At refugee quarter number 3 of Nea Ionia, at 14 Kallipoleos Street, stands the house of Kyriakoula Antoniou Moschou. Kyriakoula came to Greece from Englezonisi (Uzunada) in Asia Minor with her parents when she was about 11. Her father died young, as did her husband. So, Kyriakoula lived in this house with her mother, Marigi, and her two sons, Stavros and Petros. To make ends meet, Kyriakoula worked as an embroiderer, a washerwoman, a cleaner, and a worker at the Matsagkos factory.
The story of Kyriakoula Moschou is a story of displacement, loss, poverty, and hard labour; but it is also a story of strength, resilience and determination to build a better life. Her house was her queendom, founded on the relationships, the experiences and the affection of its residents.

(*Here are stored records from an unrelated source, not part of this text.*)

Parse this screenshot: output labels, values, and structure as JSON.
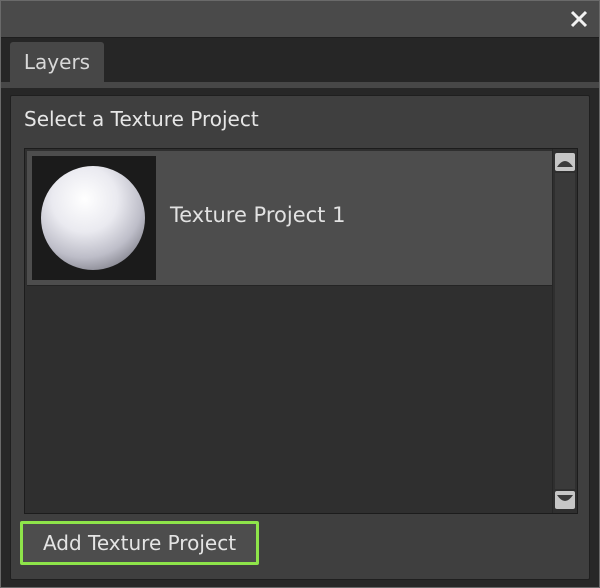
{
  "window": {
    "close_icon": "close-icon"
  },
  "tabs": [
    {
      "label": "Layers",
      "active": true
    }
  ],
  "panel": {
    "heading": "Select a Texture Project",
    "projects": [
      {
        "name": "Texture Project 1",
        "thumbnail_icon": "sphere-thumbnail"
      }
    ],
    "add_button_label": "Add Texture Project"
  },
  "colors": {
    "highlight": "#8ee44a",
    "titlebar": "#4a4a4a",
    "panel": "#3f3f3f"
  }
}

The family of Kyriakoula Moschou brought few items with them to Greece, mostly religious icons. Apart from carrying great value for their owners, these icons soon became symbols for the whole neighbourhood. They gave hope and instilled courage, helping the refugees cope with the hardships of their everyday life. The icons did not just stand for their faith in God, but were also symbols of the solidarity and the kindness that brought the neighbourhood’s residents together. As Kyriaki, Kyriakoula’s granddaughter, aptly puts it: ‘This icon of the Holy Trinity did not just belong to my grandmother, but to the whole neighbourhood’.
Item description: Olga Lafazani